SOURCE RECORDS Start Marker

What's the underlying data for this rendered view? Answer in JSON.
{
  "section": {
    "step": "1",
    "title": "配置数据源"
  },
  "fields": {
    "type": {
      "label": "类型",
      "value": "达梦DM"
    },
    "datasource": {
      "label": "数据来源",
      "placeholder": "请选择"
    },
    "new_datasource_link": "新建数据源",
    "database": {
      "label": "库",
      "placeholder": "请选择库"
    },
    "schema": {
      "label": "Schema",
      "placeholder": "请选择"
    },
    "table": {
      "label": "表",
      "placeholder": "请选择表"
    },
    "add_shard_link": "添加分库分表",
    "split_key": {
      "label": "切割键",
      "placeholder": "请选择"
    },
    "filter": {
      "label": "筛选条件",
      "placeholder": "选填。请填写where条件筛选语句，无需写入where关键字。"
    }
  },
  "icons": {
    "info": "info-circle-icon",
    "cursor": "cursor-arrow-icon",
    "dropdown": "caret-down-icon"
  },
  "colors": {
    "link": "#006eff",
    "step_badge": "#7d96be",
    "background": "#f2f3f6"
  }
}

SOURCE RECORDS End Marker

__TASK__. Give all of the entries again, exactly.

__SOLVED PROBLEM__.
What's the underlying data for this rendered view? Answer in JSON.
{
  "section": {
    "step": "1",
    "title": "配置数据源"
  },
  "fields": {
    "type": {
      "label": "类型",
      "value": "达梦DM"
    },
    "datasource": {
      "label": "数据来源",
      "placeholder": "请选择"
    },
    "new_datasource_link": "新建数据源",
    "database": {
      "label": "库",
      "placeholder": "请选择库"
    },
    "schema": {
      "label": "Schema",
      "placeholder": "请选择"
    },
    "table": {
      "label": "表",
      "placeholder": "请选择表"
    },
    "add_shard_link": "添加分库分表",
    "split_key": {
      "label": "切割键",
      "placeholder": "请选择"
    },
    "filter": {
      "label": "筛选条件",
      "placeholder": "选填。请填写where条件筛选语句，无需写入where关键字。"
    }
  },
  "icons": {
    "info": "info-circle-icon",
    "cursor": "cursor-arrow-icon",
    "dropdown": "caret-down-icon"
  },
  "colors": {
    "link": "#006eff",
    "step_badge": "#7d96be",
    "background": "#f2f3f6"
  }
}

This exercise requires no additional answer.